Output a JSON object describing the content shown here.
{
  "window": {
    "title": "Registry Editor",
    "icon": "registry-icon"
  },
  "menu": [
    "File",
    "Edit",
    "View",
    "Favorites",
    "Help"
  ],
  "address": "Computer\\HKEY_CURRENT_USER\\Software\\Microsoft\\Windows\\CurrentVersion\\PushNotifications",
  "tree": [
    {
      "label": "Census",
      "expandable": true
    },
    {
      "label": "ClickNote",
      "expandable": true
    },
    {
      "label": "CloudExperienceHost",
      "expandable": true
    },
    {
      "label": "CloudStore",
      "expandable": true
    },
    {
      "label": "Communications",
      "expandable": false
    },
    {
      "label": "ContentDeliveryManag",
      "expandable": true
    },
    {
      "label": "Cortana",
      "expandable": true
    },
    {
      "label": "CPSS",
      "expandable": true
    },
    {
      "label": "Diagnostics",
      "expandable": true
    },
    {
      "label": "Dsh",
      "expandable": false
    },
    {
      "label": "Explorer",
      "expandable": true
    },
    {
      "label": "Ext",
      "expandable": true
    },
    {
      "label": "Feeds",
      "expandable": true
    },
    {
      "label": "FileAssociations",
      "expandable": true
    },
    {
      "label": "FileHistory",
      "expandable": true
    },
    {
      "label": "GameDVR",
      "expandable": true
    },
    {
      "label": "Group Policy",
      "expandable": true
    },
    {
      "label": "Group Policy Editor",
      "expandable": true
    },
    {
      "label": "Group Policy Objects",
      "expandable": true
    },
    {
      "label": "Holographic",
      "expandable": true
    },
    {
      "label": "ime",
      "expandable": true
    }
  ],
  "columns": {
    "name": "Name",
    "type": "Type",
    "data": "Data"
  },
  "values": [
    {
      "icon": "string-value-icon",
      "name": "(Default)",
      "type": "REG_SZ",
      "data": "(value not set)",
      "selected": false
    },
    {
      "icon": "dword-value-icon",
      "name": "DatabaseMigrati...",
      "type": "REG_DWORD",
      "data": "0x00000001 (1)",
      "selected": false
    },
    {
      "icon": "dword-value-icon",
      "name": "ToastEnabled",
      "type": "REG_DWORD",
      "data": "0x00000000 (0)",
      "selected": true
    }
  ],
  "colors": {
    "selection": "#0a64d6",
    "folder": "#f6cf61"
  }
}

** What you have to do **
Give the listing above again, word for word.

** Response below **
Output a JSON object describing the content shown here.
{
  "window": {
    "title": "Registry Editor",
    "icon": "registry-icon"
  },
  "menu": [
    "File",
    "Edit",
    "View",
    "Favorites",
    "Help"
  ],
  "address": "Computer\\HKEY_CURRENT_USER\\Software\\Microsoft\\Windows\\CurrentVersion\\PushNotifications",
  "tree": [
    {
      "label": "Census",
      "expandable": true
    },
    {
      "label": "ClickNote",
      "expandable": true
    },
    {
      "label": "CloudExperienceHost",
      "expandable": true
    },
    {
      "label": "CloudStore",
      "expandable": true
    },
    {
      "label": "Communications",
      "expandable": false
    },
    {
      "label": "ContentDeliveryManag",
      "expandable": true
    },
    {
      "label": "Cortana",
      "expandable": true
    },
    {
      "label": "CPSS",
      "expandable": true
    },
    {
      "label": "Diagnostics",
      "expandable": true
    },
    {
      "label": "Dsh",
      "expandable": false
    },
    {
      "label": "Explorer",
      "expandable": true
    },
    {
      "label": "Ext",
      "expandable": true
    },
    {
      "label": "Feeds",
      "expandable": true
    },
    {
      "label": "FileAssociations",
      "expandable": true
    },
    {
      "label": "FileHistory",
      "expandable": true
    },
    {
      "label": "GameDVR",
      "expandable": true
    },
    {
      "label": "Group Policy",
      "expandable": true
    },
    {
      "label": "Group Policy Editor",
      "expandable": true
    },
    {
      "label": "Group Policy Objects",
      "expandable": true
    },
    {
      "label": "Holographic",
      "expandable": true
    },
    {
      "label": "ime",
      "expandable": true
    }
  ],
  "columns": {
    "name": "Name",
    "type": "Type",
    "data": "Data"
  },
  "values": [
    {
      "icon": "string-value-icon",
      "name": "(Default)",
      "type": "REG_SZ",
      "data": "(value not set)",
      "selected": false
    },
    {
      "icon": "dword-value-icon",
      "name": "DatabaseMigrati...",
      "type": "REG_DWORD",
      "data": "0x00000001 (1)",
      "selected": false
    },
    {
      "icon": "dword-value-icon",
      "name": "ToastEnabled",
      "type": "REG_DWORD",
      "data": "0x00000000 (0)",
      "selected": true
    }
  ],
  "colors": {
    "selection": "#0a64d6",
    "folder": "#f6cf61"
  }
}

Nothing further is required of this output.